PROBLEM STATEMENT: Your task is to repeat the entries below exactly and to leave their images out.

########################################

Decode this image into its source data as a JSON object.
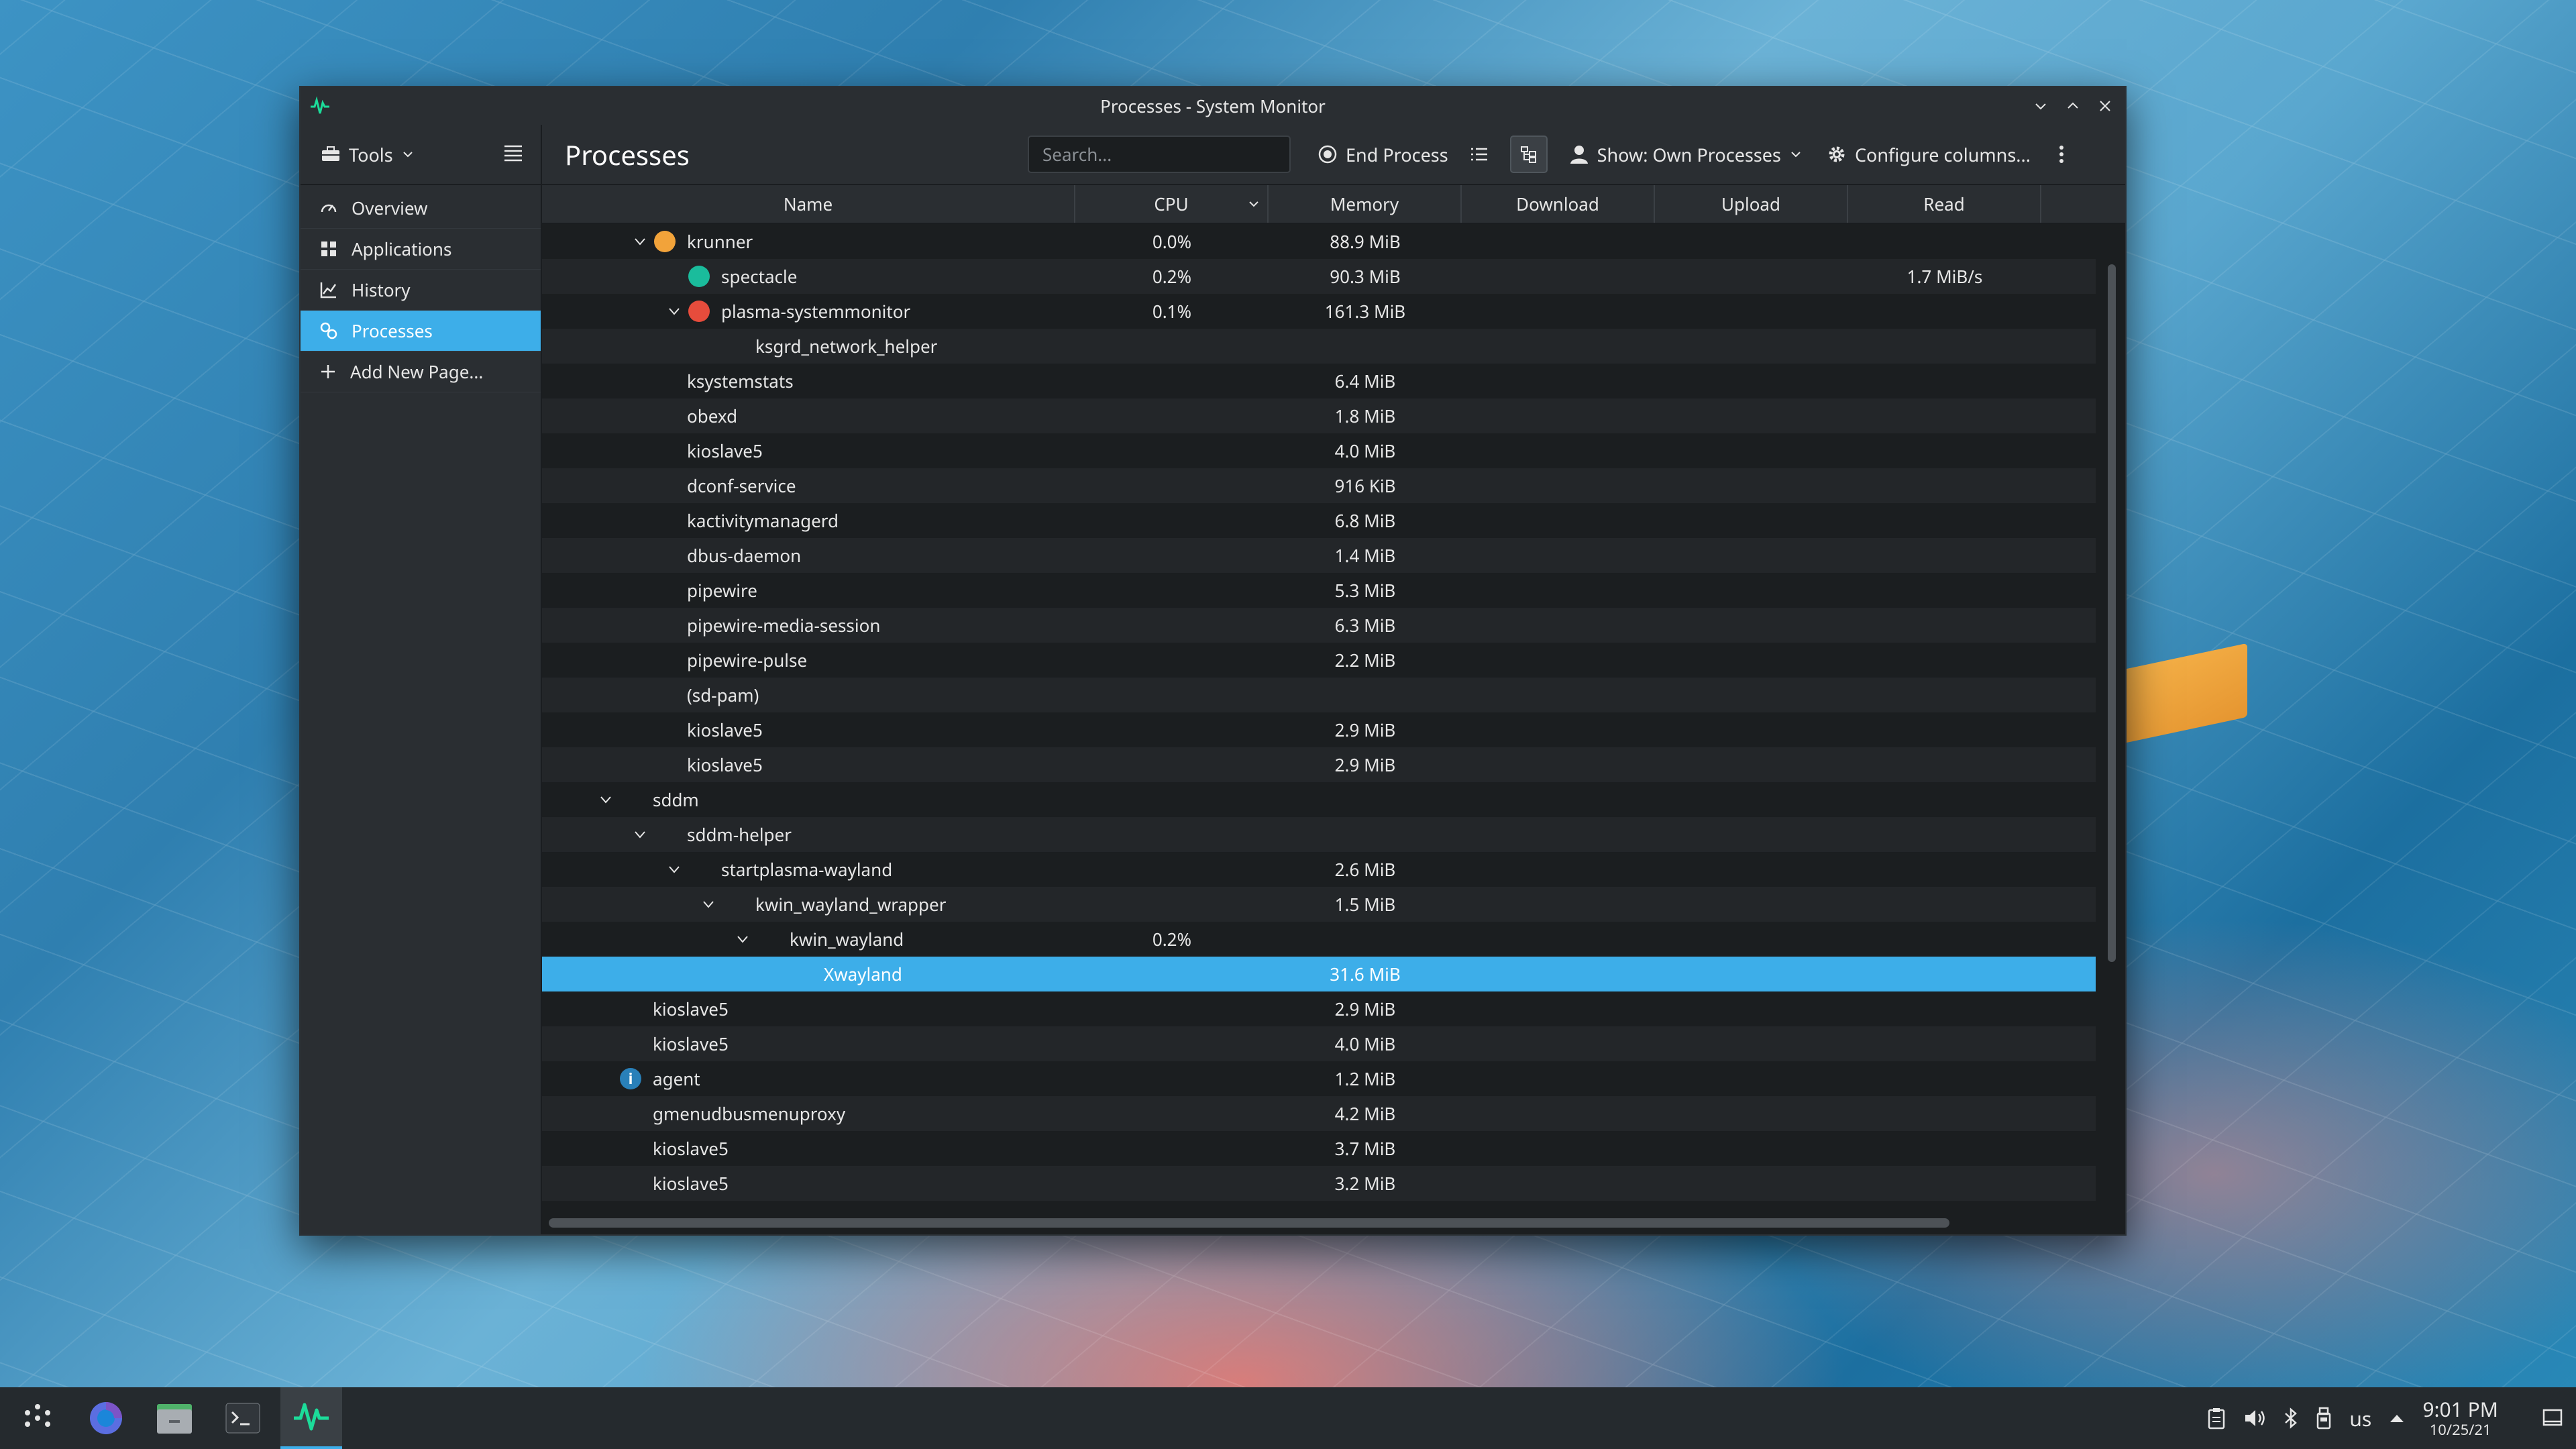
{
  "window": {
    "title": "Processes - System Monitor"
  },
  "toolbar": {
    "tools_label": "Tools",
    "page_title": "Processes",
    "search_placeholder": "Search...",
    "end_process_label": "End Process",
    "show_filter_label": "Show: Own Processes",
    "configure_columns_label": "Configure columns..."
  },
  "sidebar": {
    "items": [
      {
        "label": "Overview",
        "icon": "overview-icon"
      },
      {
        "label": "Applications",
        "icon": "applications-grid-icon"
      },
      {
        "label": "History",
        "icon": "chart-icon"
      },
      {
        "label": "Processes",
        "icon": "processes-icon",
        "selected": true
      },
      {
        "label": "Add New Page...",
        "icon": "plus-icon"
      }
    ]
  },
  "columns": [
    "Name",
    "CPU",
    "Memory",
    "Download",
    "Upload",
    "Read"
  ],
  "rows": [
    {
      "name": "krunner",
      "cpu": "0.0%",
      "memory": "88.9 MiB",
      "read": ""
    },
    {
      "name": "spectacle",
      "cpu": "0.2%",
      "memory": "90.3 MiB",
      "read": "1.7 MiB/s"
    },
    {
      "name": "plasma-systemmonitor",
      "cpu": "0.1%",
      "memory": "161.3 MiB",
      "read": ""
    },
    {
      "name": "ksgrd_network_helper",
      "cpu": "",
      "memory": "",
      "read": ""
    },
    {
      "name": "ksystemstats",
      "cpu": "",
      "memory": "6.4 MiB",
      "read": ""
    },
    {
      "name": "obexd",
      "cpu": "",
      "memory": "1.8 MiB",
      "read": ""
    },
    {
      "name": "kioslave5",
      "cpu": "",
      "memory": "4.0 MiB",
      "read": ""
    },
    {
      "name": "dconf-service",
      "cpu": "",
      "memory": "916 KiB",
      "read": ""
    },
    {
      "name": "kactivitymanagerd",
      "cpu": "",
      "memory": "6.8 MiB",
      "read": ""
    },
    {
      "name": "dbus-daemon",
      "cpu": "",
      "memory": "1.4 MiB",
      "read": ""
    },
    {
      "name": "pipewire",
      "cpu": "",
      "memory": "5.3 MiB",
      "read": ""
    },
    {
      "name": "pipewire-media-session",
      "cpu": "",
      "memory": "6.3 MiB",
      "read": ""
    },
    {
      "name": "pipewire-pulse",
      "cpu": "",
      "memory": "2.2 MiB",
      "read": ""
    },
    {
      "name": "(sd-pam)",
      "cpu": "",
      "memory": "",
      "read": ""
    },
    {
      "name": "kioslave5",
      "cpu": "",
      "memory": "2.9 MiB",
      "read": ""
    },
    {
      "name": "kioslave5",
      "cpu": "",
      "memory": "2.9 MiB",
      "read": ""
    },
    {
      "name": "sddm",
      "cpu": "",
      "memory": "",
      "read": ""
    },
    {
      "name": "sddm-helper",
      "cpu": "",
      "memory": "",
      "read": ""
    },
    {
      "name": "startplasma-wayland",
      "cpu": "",
      "memory": "2.6 MiB",
      "read": ""
    },
    {
      "name": "kwin_wayland_wrapper",
      "cpu": "",
      "memory": "1.5 MiB",
      "read": ""
    },
    {
      "name": "kwin_wayland",
      "cpu": "0.2%",
      "memory": "",
      "read": ""
    },
    {
      "name": "Xwayland",
      "cpu": "",
      "memory": "31.6 MiB",
      "read": "",
      "selected": true
    },
    {
      "name": "kioslave5",
      "cpu": "",
      "memory": "2.9 MiB",
      "read": ""
    },
    {
      "name": "kioslave5",
      "cpu": "",
      "memory": "4.0 MiB",
      "read": ""
    },
    {
      "name": "agent",
      "cpu": "",
      "memory": "1.2 MiB",
      "read": ""
    },
    {
      "name": "gmenudbusmenuproxy",
      "cpu": "",
      "memory": "4.2 MiB",
      "read": ""
    },
    {
      "name": "kioslave5",
      "cpu": "",
      "memory": "3.7 MiB",
      "read": ""
    },
    {
      "name": "kioslave5",
      "cpu": "",
      "memory": "3.2 MiB",
      "read": ""
    }
  ],
  "tray": {
    "keyboard_layout": "us",
    "time": "9:01 PM",
    "date": "10/25/21"
  },
  "colors": {
    "accent": "#3daee9",
    "window_bg": "#1b1e20",
    "panel_bg": "#2a2e32"
  }
}
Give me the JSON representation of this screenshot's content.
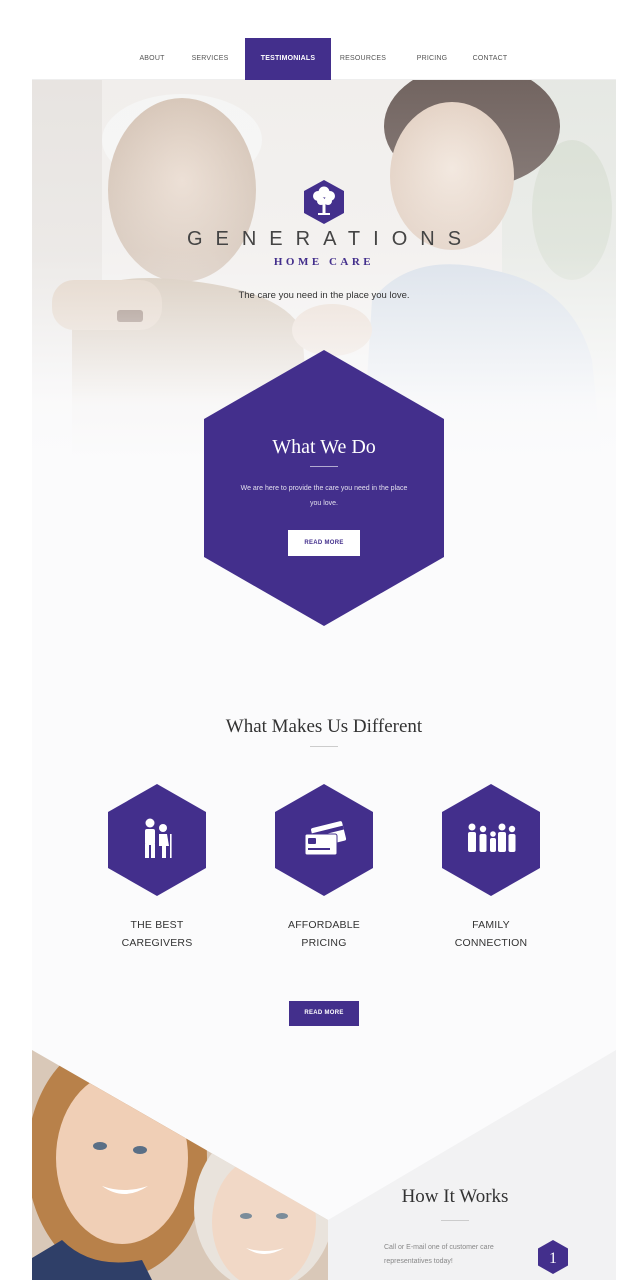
{
  "nav": {
    "items": [
      {
        "label": "ABOUT",
        "active": false
      },
      {
        "label": "SERVICES",
        "active": false
      },
      {
        "label": "TESTIMONIALS",
        "active": true
      },
      {
        "label": "RESOURCES",
        "active": false
      },
      {
        "label": "PRICING",
        "active": false
      },
      {
        "label": "CONTACT",
        "active": false
      }
    ]
  },
  "hero": {
    "logo_icon": "tree-icon",
    "brand_name": "GENERATIONS",
    "brand_sub": "HOME CARE",
    "tagline": "The care you need in the place you love."
  },
  "what_we_do": {
    "title": "What We Do",
    "text": "We are here to provide the care you need in the place you love.",
    "button": "READ MORE"
  },
  "different": {
    "title": "What Makes Us Different",
    "features": [
      {
        "icon": "caregiver-icon",
        "line1": "THE BEST",
        "line2": "CAREGIVERS"
      },
      {
        "icon": "payment-card-icon",
        "line1": "AFFORDABLE",
        "line2": "PRICING"
      },
      {
        "icon": "family-icon",
        "line1": "FAMILY",
        "line2": "CONNECTION"
      }
    ],
    "button": "READ MORE"
  },
  "how_it_works": {
    "title": "How It Works",
    "step_text": "Call or E-mail one of customer care representatives today!",
    "step_number": "1"
  },
  "colors": {
    "brand": "#432f8c",
    "background": "#fbfbfc",
    "text": "#333333"
  }
}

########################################

EXERCISE ANSWER:
Decode this image into its source data as a JSON object.
{
  "window": {
    "title": "Processes - System Monitor"
  },
  "toolbar": {
    "tools_label": "Tools",
    "page_title": "Processes",
    "search_placeholder": "Search...",
    "end_process_label": "End Process",
    "show_filter_label": "Show: Own Processes",
    "configure_columns_label": "Configure columns..."
  },
  "sidebar": {
    "items": [
      {
        "label": "Overview",
        "icon": "overview-icon"
      },
      {
        "label": "Applications",
        "icon": "applications-grid-icon"
      },
      {
        "label": "History",
        "icon": "chart-icon"
      },
      {
        "label": "Processes",
        "icon": "processes-icon",
        "selected": true
      },
      {
        "label": "Add New Page...",
        "icon": "plus-icon"
      }
    ]
  },
  "columns": [
    "Name",
    "CPU",
    "Memory",
    "Download",
    "Upload",
    "Read"
  ],
  "rows": [
    {
      "name": "krunner",
      "cpu": "0.0%",
      "memory": "88.9 MiB",
      "read": ""
    },
    {
      "name": "spectacle",
      "cpu": "0.2%",
      "memory": "90.3 MiB",
      "read": "1.7 MiB/s"
    },
    {
      "name": "plasma-systemmonitor",
      "cpu": "0.1%",
      "memory": "161.3 MiB",
      "read": ""
    },
    {
      "name": "ksgrd_network_helper",
      "cpu": "",
      "memory": "",
      "read": ""
    },
    {
      "name": "ksystemstats",
      "cpu": "",
      "memory": "6.4 MiB",
      "read": ""
    },
    {
      "name": "obexd",
      "cpu": "",
      "memory": "1.8 MiB",
      "read": ""
    },
    {
      "name": "kioslave5",
      "cpu": "",
      "memory": "4.0 MiB",
      "read": ""
    },
    {
      "name": "dconf-service",
      "cpu": "",
      "memory": "916 KiB",
      "read": ""
    },
    {
      "name": "kactivitymanagerd",
      "cpu": "",
      "memory": "6.8 MiB",
      "read": ""
    },
    {
      "name": "dbus-daemon",
      "cpu": "",
      "memory": "1.4 MiB",
      "read": ""
    },
    {
      "name": "pipewire",
      "cpu": "",
      "memory": "5.3 MiB",
      "read": ""
    },
    {
      "name": "pipewire-media-session",
      "cpu": "",
      "memory": "6.3 MiB",
      "read": ""
    },
    {
      "name": "pipewire-pulse",
      "cpu": "",
      "memory": "2.2 MiB",
      "read": ""
    },
    {
      "name": "(sd-pam)",
      "cpu": "",
      "memory": "",
      "read": ""
    },
    {
      "name": "kioslave5",
      "cpu": "",
      "memory": "2.9 MiB",
      "read": ""
    },
    {
      "name": "kioslave5",
      "cpu": "",
      "memory": "2.9 MiB",
      "read": ""
    },
    {
      "name": "sddm",
      "cpu": "",
      "memory": "",
      "read": ""
    },
    {
      "name": "sddm-helper",
      "cpu": "",
      "memory": "",
      "read": ""
    },
    {
      "name": "startplasma-wayland",
      "cpu": "",
      "memory": "2.6 MiB",
      "read": ""
    },
    {
      "name": "kwin_wayland_wrapper",
      "cpu": "",
      "memory": "1.5 MiB",
      "read": ""
    },
    {
      "name": "kwin_wayland",
      "cpu": "0.2%",
      "memory": "",
      "read": ""
    },
    {
      "name": "Xwayland",
      "cpu": "",
      "memory": "31.6 MiB",
      "read": "",
      "selected": true
    },
    {
      "name": "kioslave5",
      "cpu": "",
      "memory": "2.9 MiB",
      "read": ""
    },
    {
      "name": "kioslave5",
      "cpu": "",
      "memory": "4.0 MiB",
      "read": ""
    },
    {
      "name": "agent",
      "cpu": "",
      "memory": "1.2 MiB",
      "read": ""
    },
    {
      "name": "gmenudbusmenuproxy",
      "cpu": "",
      "memory": "4.2 MiB",
      "read": ""
    },
    {
      "name": "kioslave5",
      "cpu": "",
      "memory": "3.7 MiB",
      "read": ""
    },
    {
      "name": "kioslave5",
      "cpu": "",
      "memory": "3.2 MiB",
      "read": ""
    }
  ],
  "tray": {
    "keyboard_layout": "us",
    "time": "9:01 PM",
    "date": "10/25/21"
  },
  "colors": {
    "accent": "#3daee9",
    "window_bg": "#1b1e20",
    "panel_bg": "#2a2e32"
  }
}
Give me the JSON representation of this screenshot's content.
{
  "nav": {
    "items": [
      {
        "label": "ABOUT",
        "active": false
      },
      {
        "label": "SERVICES",
        "active": false
      },
      {
        "label": "TESTIMONIALS",
        "active": true
      },
      {
        "label": "RESOURCES",
        "active": false
      },
      {
        "label": "PRICING",
        "active": false
      },
      {
        "label": "CONTACT",
        "active": false
      }
    ]
  },
  "hero": {
    "logo_icon": "tree-icon",
    "brand_name": "GENERATIONS",
    "brand_sub": "HOME CARE",
    "tagline": "The care you need in the place you love."
  },
  "what_we_do": {
    "title": "What We Do",
    "text": "We are here to provide the care you need in the place you love.",
    "button": "READ MORE"
  },
  "different": {
    "title": "What Makes Us Different",
    "features": [
      {
        "icon": "caregiver-icon",
        "line1": "THE BEST",
        "line2": "CAREGIVERS"
      },
      {
        "icon": "payment-card-icon",
        "line1": "AFFORDABLE",
        "line2": "PRICING"
      },
      {
        "icon": "family-icon",
        "line1": "FAMILY",
        "line2": "CONNECTION"
      }
    ],
    "button": "READ MORE"
  },
  "how_it_works": {
    "title": "How It Works",
    "step_text": "Call or E-mail one of customer care representatives today!",
    "step_number": "1"
  },
  "colors": {
    "brand": "#432f8c",
    "background": "#fbfbfc",
    "text": "#333333"
  }
}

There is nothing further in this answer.